Joshua Dysart likes to get his hands dirty and his characters, his heroes, he covers in blood but for all the right reasons. Valiant, unlike most superhero publishers, like to keep their heroes and villains in very grey areas and Imperium is the epitome of that. Dysart has always infused ultimate baddie, Toyo Harada, with the ability to kill, destroy and obliterate anything that stands in the way of his mission to create peace and a utopia on Earth. Imperium #1 lays his foundation but issue #2 focuses on the flip side of the coin.
Imperium #2 focuses on the H.A.R.D. Corps, primarily their leader, Gravedog. Dysart gives us a set of “heroes” you can most definitely root against and shift your cheers to Harada and his mission, not matter the brutality. Since Harbinger, Dysart is dialed in to ambiguous villains and Imperium #2 raises the bar to the next level. By the end readers might not know who’s side they’re on but they will know they have read one hell of a comic!
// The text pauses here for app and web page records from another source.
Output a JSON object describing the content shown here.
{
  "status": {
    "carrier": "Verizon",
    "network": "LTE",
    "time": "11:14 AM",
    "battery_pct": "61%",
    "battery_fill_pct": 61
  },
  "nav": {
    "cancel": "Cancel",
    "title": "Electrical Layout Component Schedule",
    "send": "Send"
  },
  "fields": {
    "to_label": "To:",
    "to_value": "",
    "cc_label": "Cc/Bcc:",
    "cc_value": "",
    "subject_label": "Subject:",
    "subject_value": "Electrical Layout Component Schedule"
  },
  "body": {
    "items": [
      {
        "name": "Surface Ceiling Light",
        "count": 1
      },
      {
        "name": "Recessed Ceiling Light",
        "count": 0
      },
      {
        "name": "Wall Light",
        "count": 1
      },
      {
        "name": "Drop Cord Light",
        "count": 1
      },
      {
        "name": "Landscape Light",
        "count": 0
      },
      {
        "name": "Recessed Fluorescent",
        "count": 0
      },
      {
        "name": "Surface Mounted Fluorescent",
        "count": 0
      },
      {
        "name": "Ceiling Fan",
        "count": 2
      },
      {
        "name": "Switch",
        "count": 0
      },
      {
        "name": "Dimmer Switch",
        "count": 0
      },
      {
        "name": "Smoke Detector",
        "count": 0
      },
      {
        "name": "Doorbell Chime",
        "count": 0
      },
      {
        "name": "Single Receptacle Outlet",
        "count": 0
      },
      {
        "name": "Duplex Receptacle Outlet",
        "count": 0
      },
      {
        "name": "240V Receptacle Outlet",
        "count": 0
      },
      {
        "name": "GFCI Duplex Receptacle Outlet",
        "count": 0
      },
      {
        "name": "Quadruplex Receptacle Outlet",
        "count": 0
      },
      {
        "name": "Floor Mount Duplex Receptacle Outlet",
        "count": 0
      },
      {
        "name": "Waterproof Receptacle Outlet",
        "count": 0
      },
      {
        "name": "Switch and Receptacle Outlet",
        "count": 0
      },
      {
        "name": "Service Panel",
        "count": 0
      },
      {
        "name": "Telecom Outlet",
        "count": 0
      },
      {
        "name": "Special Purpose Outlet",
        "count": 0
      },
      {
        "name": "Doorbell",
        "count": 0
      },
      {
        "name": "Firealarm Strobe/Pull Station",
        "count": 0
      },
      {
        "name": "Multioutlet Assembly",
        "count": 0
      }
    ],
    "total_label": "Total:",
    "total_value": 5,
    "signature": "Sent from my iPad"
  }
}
Doug Braithwaite is outstanding as usual. His ability to balance the clean lines of high-tech soldiers, the super-powered psiots with the grit and sketchiness of a middle eastern war-zone in near perfect. His character designs are solid and Mech Major is incredibly unique and a fresh take on a robot made for war. His design alone makes it a reader favorite and Dysart’s characterization of this A.I. takes it over the top. Give us a Mech Major book soon!
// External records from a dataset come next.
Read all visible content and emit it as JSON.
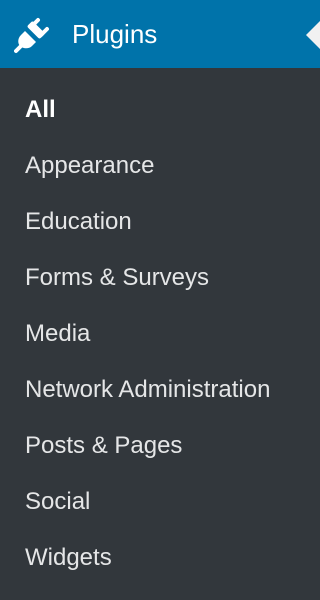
{
  "header": {
    "title": "Plugins",
    "icon": "plugin-icon"
  },
  "submenu": {
    "items": [
      {
        "label": "All",
        "current": true
      },
      {
        "label": "Appearance"
      },
      {
        "label": "Education"
      },
      {
        "label": "Forms & Surveys"
      },
      {
        "label": "Media"
      },
      {
        "label": "Network Administration"
      },
      {
        "label": "Posts & Pages"
      },
      {
        "label": "Social"
      },
      {
        "label": "Widgets"
      }
    ]
  },
  "colors": {
    "header_bg": "#0073aa",
    "menu_bg": "#32373c",
    "text": "#e5e6e7",
    "current_text": "#ffffff"
  }
}
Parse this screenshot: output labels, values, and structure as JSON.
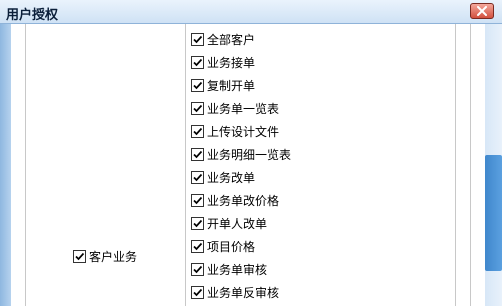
{
  "window": {
    "title": "用户授权",
    "close_icon": "close-icon"
  },
  "group": {
    "label": "客户业务",
    "checked": true
  },
  "permissions": [
    {
      "label": "全部客户",
      "checked": true
    },
    {
      "label": "业务接单",
      "checked": true
    },
    {
      "label": "复制开单",
      "checked": true
    },
    {
      "label": "业务单一览表",
      "checked": true
    },
    {
      "label": "上传设计文件",
      "checked": true
    },
    {
      "label": "业务明细一览表",
      "checked": true
    },
    {
      "label": "业务改单",
      "checked": true
    },
    {
      "label": "业务单改价格",
      "checked": true
    },
    {
      "label": "开单人改单",
      "checked": true
    },
    {
      "label": "项目价格",
      "checked": true
    },
    {
      "label": "业务单审核",
      "checked": true
    },
    {
      "label": "业务单反审核",
      "checked": true
    }
  ],
  "colors": {
    "titlebar": "#dbe9f7",
    "close_button": "#d2503e",
    "scroll_thumb": "#4a93d6"
  }
}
Imperium #2 turns on a dime at the end of the issue and, quite frankly, as a reader I shouldn’t have been surprised, given Dysart’s track record, but I most certainly was. The first two issues of this series has crammed so much information, mistrust, deceit and drama that readers are pulled in a tug of war of loyalties but the story never suffers and is better off in the long run. If you like your heroes and villains explicitly defined in terms of good and bad Imperium #2 may drive you mad. But if you simply love great storytelling, grand action and incredibly interesting characters, don’t miss this book. It’s as good as any Valiant book has been of late and I dare say it’s better.